Standards are high and the process complex, which is why many companies use the services of an online R&D claims portal. Part of the claims process is the R&D technical narrative which we’re referring to here.

Firstly, make sure the right people (and data)are in place

The initial step is in deciding which person, or people, in the company were most heavily involved in the scientific/technical side of the R&D project. It’s these people who will have the insider knowledge that’s most relevant in completing the technical report.

The employee you decide to elect should be experienced and a competent professional in their field. They not only need to be fully conversant in the technical reasoning behind the R&D work, but also the scientific/technical advancement made in detail. Ideally it should be a developer or a technical person, rather than a manager. This is simply due to the fact that managers tend to talk about things that aren’t directly pertinent to an R&D Tax Credits claim; things like funding or personnel issues, or late deliveries. They also often focus in on the planning of the project or issues with resources or stakeholders, which of course is all very important stuff but not technical or scientific. The key message we’re trying to drum home here is keep it technical!

Also make sure the employee completing the technical narrative also has enough time (and brain space) to it well. It shouldn’t be treated like an inconvenient extra task to squeeze into their day, as this will lead to a less than perfect rushed job. Again, this is where applying through an online portal can make a huge difference.

Pen to paper: Crafting your R&D technical narrative

The right person, with the right knowledge and data is in place. So how should the technical narrative be completed so it meets with the tough Revenue criteria?

Bear in mind that Revenue is only interested in understanding the specific technological or scientific advancement made. It doesn’t need to know the twists and turns of the actual journey, but what R&D took place to solve the problem.

Your technical narrative is the beating heart of your R&D Tax Credits claim. This is your chance to not only prove that qualifying research and development occurred, but also what technical challenges were addressed. Don’t forget, it doesn’t matter if your R&D project as a whole was actually successful in its aims; it may have even been abandoned altogether. It’s the ‘voyage of discovery’ that really matters here.

As you’re creating your R&D technical narrative, remember to make it brief and to the point; this is about quality over quantity, and simply making it as long as possible certainly won’t guarantee success. Remember, a Revenue inspector on the other end has to read many of these every day so make it easy for them. Concise, snappy sentences covering around 2 to 5 sides of A4 is ideal.

Try not to use too much jargon either. Revenue inspectors need to be clear on exactly what the scientific and technical challenges were and how your team set about solving them. Technical jargon and buzzwords, if used too heavily, are likely to be rather off-putting.

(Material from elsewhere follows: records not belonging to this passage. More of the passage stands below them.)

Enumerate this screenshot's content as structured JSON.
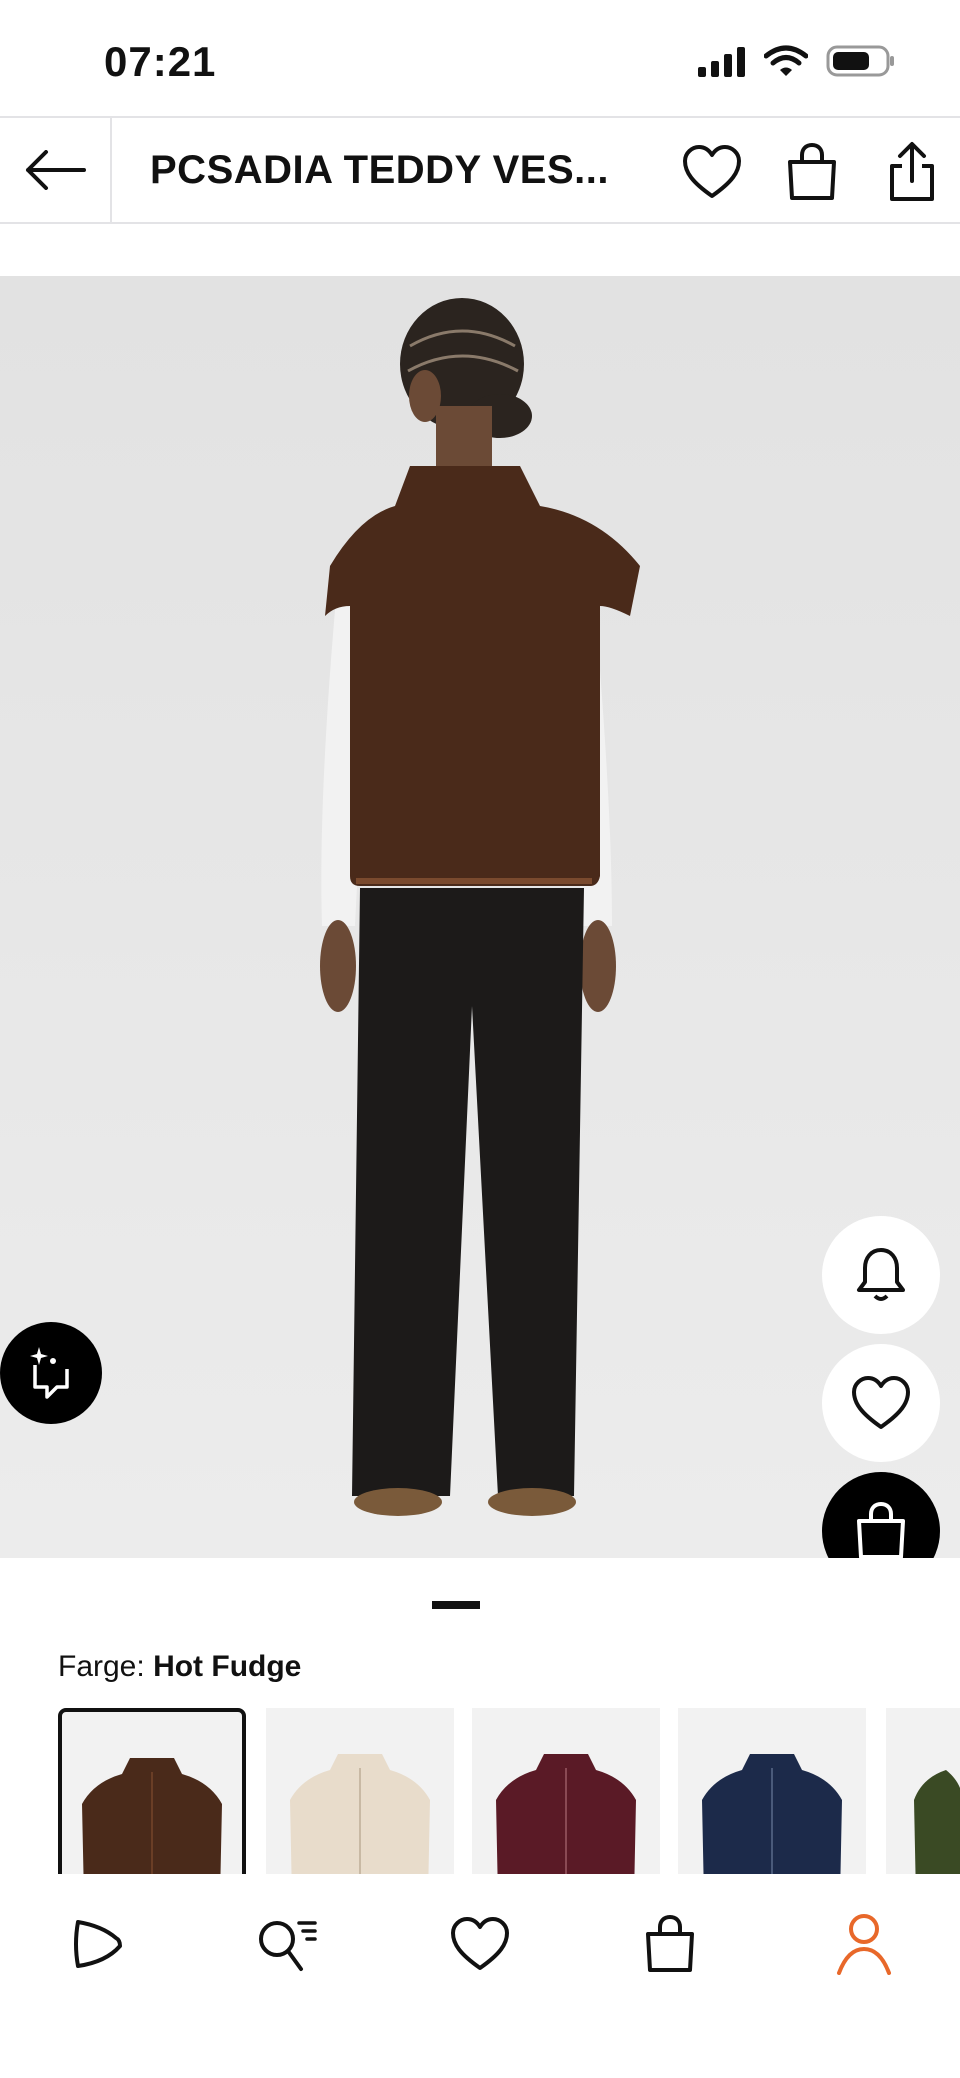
{
  "status": {
    "time": "07:21"
  },
  "header": {
    "title": "PCSADIA TEDDY VES..."
  },
  "product": {
    "color_label": "Farge:",
    "color_value": "Hot Fudge",
    "swatch_colors": [
      "#4a2a1a",
      "#e8dccb",
      "#5a1a26",
      "#1c2a4a",
      "#3a4a24"
    ]
  },
  "colors": {
    "accent": "#e8682a",
    "text": "#111111"
  },
  "icons": {
    "back": "arrow-left-icon",
    "favorite": "heart-icon",
    "bag": "shopping-bag-icon",
    "share": "share-icon",
    "notify": "bell-icon",
    "visual_search": "visual-search-icon",
    "tabs": [
      "play-icon",
      "search-list-icon",
      "heart-icon",
      "shopping-bag-icon",
      "profile-icon"
    ]
  }
}
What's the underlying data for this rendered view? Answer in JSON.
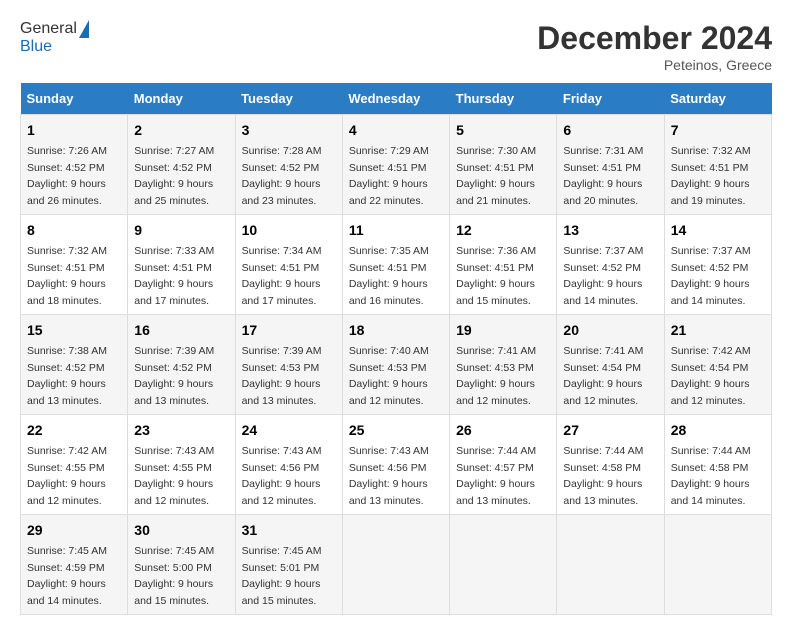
{
  "header": {
    "logo_general": "General",
    "logo_blue": "Blue",
    "month_title": "December 2024",
    "location": "Peteinos, Greece"
  },
  "days_of_week": [
    "Sunday",
    "Monday",
    "Tuesday",
    "Wednesday",
    "Thursday",
    "Friday",
    "Saturday"
  ],
  "weeks": [
    [
      {
        "day": "1",
        "sunrise": "7:26 AM",
        "sunset": "4:52 PM",
        "daylight_hours": "9",
        "daylight_minutes": "26"
      },
      {
        "day": "2",
        "sunrise": "7:27 AM",
        "sunset": "4:52 PM",
        "daylight_hours": "9",
        "daylight_minutes": "25"
      },
      {
        "day": "3",
        "sunrise": "7:28 AM",
        "sunset": "4:52 PM",
        "daylight_hours": "9",
        "daylight_minutes": "23"
      },
      {
        "day": "4",
        "sunrise": "7:29 AM",
        "sunset": "4:51 PM",
        "daylight_hours": "9",
        "daylight_minutes": "22"
      },
      {
        "day": "5",
        "sunrise": "7:30 AM",
        "sunset": "4:51 PM",
        "daylight_hours": "9",
        "daylight_minutes": "21"
      },
      {
        "day": "6",
        "sunrise": "7:31 AM",
        "sunset": "4:51 PM",
        "daylight_hours": "9",
        "daylight_minutes": "20"
      },
      {
        "day": "7",
        "sunrise": "7:32 AM",
        "sunset": "4:51 PM",
        "daylight_hours": "9",
        "daylight_minutes": "19"
      }
    ],
    [
      {
        "day": "8",
        "sunrise": "7:32 AM",
        "sunset": "4:51 PM",
        "daylight_hours": "9",
        "daylight_minutes": "18"
      },
      {
        "day": "9",
        "sunrise": "7:33 AM",
        "sunset": "4:51 PM",
        "daylight_hours": "9",
        "daylight_minutes": "17"
      },
      {
        "day": "10",
        "sunrise": "7:34 AM",
        "sunset": "4:51 PM",
        "daylight_hours": "9",
        "daylight_minutes": "17"
      },
      {
        "day": "11",
        "sunrise": "7:35 AM",
        "sunset": "4:51 PM",
        "daylight_hours": "9",
        "daylight_minutes": "16"
      },
      {
        "day": "12",
        "sunrise": "7:36 AM",
        "sunset": "4:51 PM",
        "daylight_hours": "9",
        "daylight_minutes": "15"
      },
      {
        "day": "13",
        "sunrise": "7:37 AM",
        "sunset": "4:52 PM",
        "daylight_hours": "9",
        "daylight_minutes": "14"
      },
      {
        "day": "14",
        "sunrise": "7:37 AM",
        "sunset": "4:52 PM",
        "daylight_hours": "9",
        "daylight_minutes": "14"
      }
    ],
    [
      {
        "day": "15",
        "sunrise": "7:38 AM",
        "sunset": "4:52 PM",
        "daylight_hours": "9",
        "daylight_minutes": "13"
      },
      {
        "day": "16",
        "sunrise": "7:39 AM",
        "sunset": "4:52 PM",
        "daylight_hours": "9",
        "daylight_minutes": "13"
      },
      {
        "day": "17",
        "sunrise": "7:39 AM",
        "sunset": "4:53 PM",
        "daylight_hours": "9",
        "daylight_minutes": "13"
      },
      {
        "day": "18",
        "sunrise": "7:40 AM",
        "sunset": "4:53 PM",
        "daylight_hours": "9",
        "daylight_minutes": "12"
      },
      {
        "day": "19",
        "sunrise": "7:41 AM",
        "sunset": "4:53 PM",
        "daylight_hours": "9",
        "daylight_minutes": "12"
      },
      {
        "day": "20",
        "sunrise": "7:41 AM",
        "sunset": "4:54 PM",
        "daylight_hours": "9",
        "daylight_minutes": "12"
      },
      {
        "day": "21",
        "sunrise": "7:42 AM",
        "sunset": "4:54 PM",
        "daylight_hours": "9",
        "daylight_minutes": "12"
      }
    ],
    [
      {
        "day": "22",
        "sunrise": "7:42 AM",
        "sunset": "4:55 PM",
        "daylight_hours": "9",
        "daylight_minutes": "12"
      },
      {
        "day": "23",
        "sunrise": "7:43 AM",
        "sunset": "4:55 PM",
        "daylight_hours": "9",
        "daylight_minutes": "12"
      },
      {
        "day": "24",
        "sunrise": "7:43 AM",
        "sunset": "4:56 PM",
        "daylight_hours": "9",
        "daylight_minutes": "12"
      },
      {
        "day": "25",
        "sunrise": "7:43 AM",
        "sunset": "4:56 PM",
        "daylight_hours": "9",
        "daylight_minutes": "13"
      },
      {
        "day": "26",
        "sunrise": "7:44 AM",
        "sunset": "4:57 PM",
        "daylight_hours": "9",
        "daylight_minutes": "13"
      },
      {
        "day": "27",
        "sunrise": "7:44 AM",
        "sunset": "4:58 PM",
        "daylight_hours": "9",
        "daylight_minutes": "13"
      },
      {
        "day": "28",
        "sunrise": "7:44 AM",
        "sunset": "4:58 PM",
        "daylight_hours": "9",
        "daylight_minutes": "14"
      }
    ],
    [
      {
        "day": "29",
        "sunrise": "7:45 AM",
        "sunset": "4:59 PM",
        "daylight_hours": "9",
        "daylight_minutes": "14"
      },
      {
        "day": "30",
        "sunrise": "7:45 AM",
        "sunset": "5:00 PM",
        "daylight_hours": "9",
        "daylight_minutes": "15"
      },
      {
        "day": "31",
        "sunrise": "7:45 AM",
        "sunset": "5:01 PM",
        "daylight_hours": "9",
        "daylight_minutes": "15"
      },
      null,
      null,
      null,
      null
    ]
  ],
  "labels": {
    "sunrise": "Sunrise:",
    "sunset": "Sunset:",
    "daylight": "Daylight:",
    "hours_suffix": "hours",
    "and": "and",
    "minutes_suffix": "minutes."
  }
}
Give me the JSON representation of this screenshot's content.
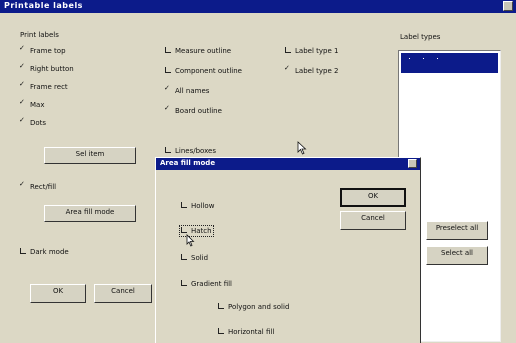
{
  "window": {
    "title": "Printable labels"
  },
  "group": {
    "title": "Print labels"
  },
  "checkboxes": [
    {
      "label": "Frame top",
      "checked": true
    },
    {
      "label": "Right button",
      "checked": true
    },
    {
      "label": "Frame rect",
      "checked": true
    },
    {
      "label": "Max",
      "checked": true
    },
    {
      "label": "Dots",
      "checked": true
    }
  ],
  "checkboxes_mid": [
    {
      "label": "Measure outline",
      "checked": false
    },
    {
      "label": "Component outline",
      "checked": false
    },
    {
      "label": "All names",
      "checked": true
    },
    {
      "label": "Board outline",
      "checked": true
    },
    {
      "label": "Lines/boxes",
      "checked": false
    }
  ],
  "checkboxes_right": [
    {
      "label": "Label type 1",
      "checked": false
    },
    {
      "label": "Label type 2",
      "checked": true
    }
  ],
  "buttons": {
    "select_label": "Sel item",
    "rect_radio_label": "Rect/fill",
    "rect_button_label": "Area fill mode",
    "dark_label": "Dark mode",
    "ok_label": "OK",
    "cancel_label": "Cancel",
    "preselect_label": "Preselect all",
    "select_all_label": "Select all"
  },
  "listbox": {
    "label": "Label types"
  },
  "dialog": {
    "title": "Area fill mode",
    "ok_label": "OK",
    "cancel_label": "Cancel",
    "options": [
      {
        "label": "Hollow",
        "checked": false
      },
      {
        "label": "Hatch",
        "checked": false
      },
      {
        "label": "Solid",
        "checked": false
      },
      {
        "label": "Gradient fill",
        "checked": false
      },
      {
        "label": "Polygon and solid",
        "checked": false
      },
      {
        "label": "Horizontal fill",
        "checked": false
      }
    ]
  }
}
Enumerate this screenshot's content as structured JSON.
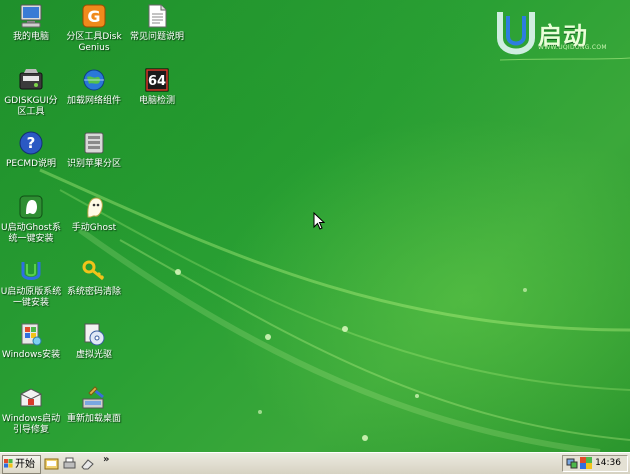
{
  "desktop": {
    "icons": [
      {
        "label": "我的电脑",
        "icon": "computer-icon"
      },
      {
        "label": "分区工具DiskGenius",
        "icon": "diskgenius-icon"
      },
      {
        "label": "常见问题说明",
        "icon": "document-icon"
      },
      {
        "label": "GDISKGUI分区工具",
        "icon": "partition-gui-icon"
      },
      {
        "label": "加载网络组件",
        "icon": "network-globe-icon"
      },
      {
        "label": "电脑检测",
        "icon": "cpu-64-icon"
      },
      {
        "label": "PECMD说明",
        "icon": "help-icon"
      },
      {
        "label": "识别苹果分区",
        "icon": "drive-icon"
      },
      {
        "label": "U启动Ghost系统一键安装",
        "icon": "ghost-install-icon"
      },
      {
        "label": "手动Ghost",
        "icon": "ghost-icon"
      },
      {
        "label": "U启动原版系统一键安装",
        "icon": "uqidong-install-icon"
      },
      {
        "label": "系统密码清除",
        "icon": "key-icon"
      },
      {
        "label": "Windows安装",
        "icon": "windows-setup-icon"
      },
      {
        "label": "虚拟光驱",
        "icon": "virtual-cdrom-icon"
      },
      {
        "label": "Windows启动引导修复",
        "icon": "boot-repair-icon"
      },
      {
        "label": "重新加载桌面",
        "icon": "reload-desktop-icon"
      }
    ]
  },
  "logo": {
    "text": "启动",
    "url": "WWW.UQIDONG.COM"
  },
  "taskbar": {
    "start_label": "开始",
    "overflow": "»",
    "clock": "14:36"
  },
  "colors": {
    "desktop_green": "#2aa034",
    "taskbar": "#e2dfd2"
  }
}
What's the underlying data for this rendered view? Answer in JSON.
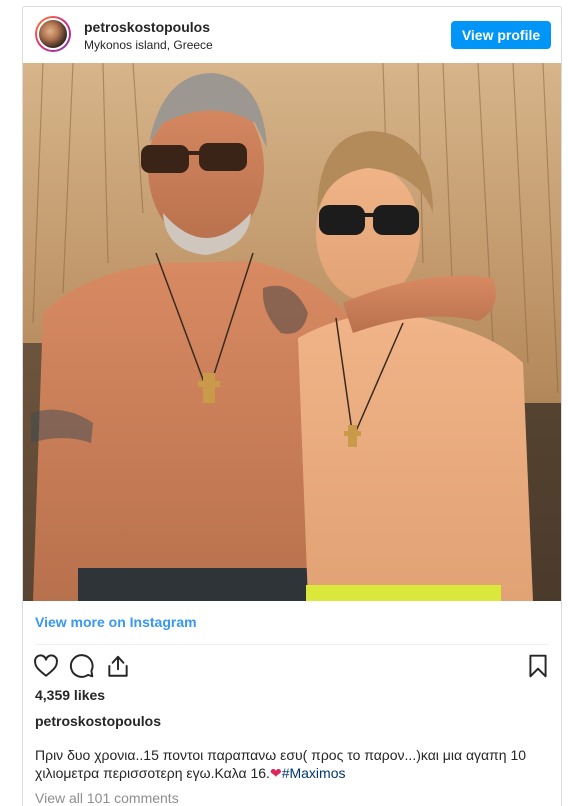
{
  "header": {
    "username": "petroskostopoulos",
    "location": "Mykonos island, Greece",
    "view_profile_label": "View profile"
  },
  "post": {
    "view_more_label": "View more on Instagram",
    "likes": "4,359 likes",
    "caption_username": "petroskostopoulos",
    "caption_text": "Πριν δυο χρονια..15 ποντοι παραπανω εσυ( προς το παρον...)και μια αγαπη 10 χιλιομετρα περισσοτερη εγω.Καλα 16.",
    "caption_emoji": "❤",
    "caption_hashtag": "#Maximos",
    "view_comments_label": "View all 101 comments"
  },
  "icons": {
    "like": "heart-icon",
    "comment": "comment-icon",
    "share": "share-icon",
    "save": "bookmark-icon"
  },
  "colors": {
    "accent": "#0095f6",
    "link": "#3897f0",
    "hashtag": "#00376b",
    "muted": "#8e8e8e"
  }
}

Another point to mention is this: Make sure your R&D technical narrative matches the size of your claim. It sounds like a slightly odd thing to say, but it actually does make a difference. It’s tempting to waffle on, especially when you’re naturally keen to shout about your innovative work from the rooftops. But again, think short, sharp and concise!


Just going back to the success of your project. Make sure you still include information about R&D projects that didn’t actually come off as planned. Yes you’ll want to paint your work, and your company, in the best light possible which makes it tempting to miss out anything that didn’t quite go to plan. But in fact, when you include this kind of information in your technical narrative you’re actually demonstrating to Revenue how difficult the problem really was to solve, even for a competent professional. This will add some serious mileage to your R&D Tax Credit claim, again boosting your chances of success. It’s cash that your company can plough into further R&D work, helping to build the kind of innovations that shape the future.


You may also like